I am by no means there yet. However this is one of the things that I am really working on. I am sure if you ask my family, friends, and colleagues they may say it is not going so well, but I am a work in progress.

I must be more cognizant of the space between stimulus and response. Not everything needs an immediate reaction. I need to take the time to analyze my anger to see if it is justified and then if it is use it productively.

. . . or worse, the end of the world as they knew it.

That is a line from Ryan Holiday’s book The Obstacle is the Way. How often has that been said throughout history? This statement is heard daily during 2020, but does that mean that “the end of the world as they knew it” is a bad thing?

There are many things in education that can and need to be changed. Fortunately pandemic teaching has brought many of these issues to the forefront. The question is do we have the courage to change them.

Change is never popular and is always difficult. It is especially difficult in “easy” times, times when things are humming along. These times lead us to the mantra “but that’s the way we’ve always done it.”

I don’t think any of us would label the times we are living in as easy. Hopefully educators at all levels have taken, are taking, and will take the time to reflect on what positive changes we can take out of pandemic teaching.

It could be meeting more students where they are rather than where we would like them to be. It could be moving towards standards based grading. It could be empowering students to have more control over what they learn and we teach.

Nothing will ever be the same, but that is just life in general. The changes brought on by the pandemic have been more abrupt than say some in the past, but the world is constantly evolving. We need to take this opportunity to create positive change.

Will we take “the end of the world as they knew it” and make the world better than it was before?

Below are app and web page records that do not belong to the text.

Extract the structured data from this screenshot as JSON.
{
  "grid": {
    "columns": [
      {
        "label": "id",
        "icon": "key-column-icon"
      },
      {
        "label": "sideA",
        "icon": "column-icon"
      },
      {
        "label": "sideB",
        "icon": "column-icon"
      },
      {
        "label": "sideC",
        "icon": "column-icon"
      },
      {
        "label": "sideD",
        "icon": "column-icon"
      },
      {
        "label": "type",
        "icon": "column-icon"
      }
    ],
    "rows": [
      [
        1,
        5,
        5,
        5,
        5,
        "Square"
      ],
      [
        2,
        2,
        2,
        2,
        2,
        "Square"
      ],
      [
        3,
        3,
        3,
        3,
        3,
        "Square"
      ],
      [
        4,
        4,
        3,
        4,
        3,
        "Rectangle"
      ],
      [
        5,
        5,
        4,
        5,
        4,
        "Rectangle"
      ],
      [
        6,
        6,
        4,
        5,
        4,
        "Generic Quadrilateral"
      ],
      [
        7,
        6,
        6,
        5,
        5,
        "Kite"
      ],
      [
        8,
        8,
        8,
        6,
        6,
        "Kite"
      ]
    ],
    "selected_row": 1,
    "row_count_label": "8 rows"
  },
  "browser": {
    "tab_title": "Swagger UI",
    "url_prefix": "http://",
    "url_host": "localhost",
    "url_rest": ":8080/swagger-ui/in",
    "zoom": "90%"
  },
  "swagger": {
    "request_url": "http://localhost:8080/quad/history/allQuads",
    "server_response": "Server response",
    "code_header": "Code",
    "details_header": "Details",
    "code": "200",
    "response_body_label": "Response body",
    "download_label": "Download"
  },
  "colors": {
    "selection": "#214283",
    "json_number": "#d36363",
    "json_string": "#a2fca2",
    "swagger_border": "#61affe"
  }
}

“If You Always Do What You’ve Always Done, You Always Get What You’ve Always Gotten.” – Jessie Potter taken from Robert Glazer’s Friday Forward email newsletter 12/18/2020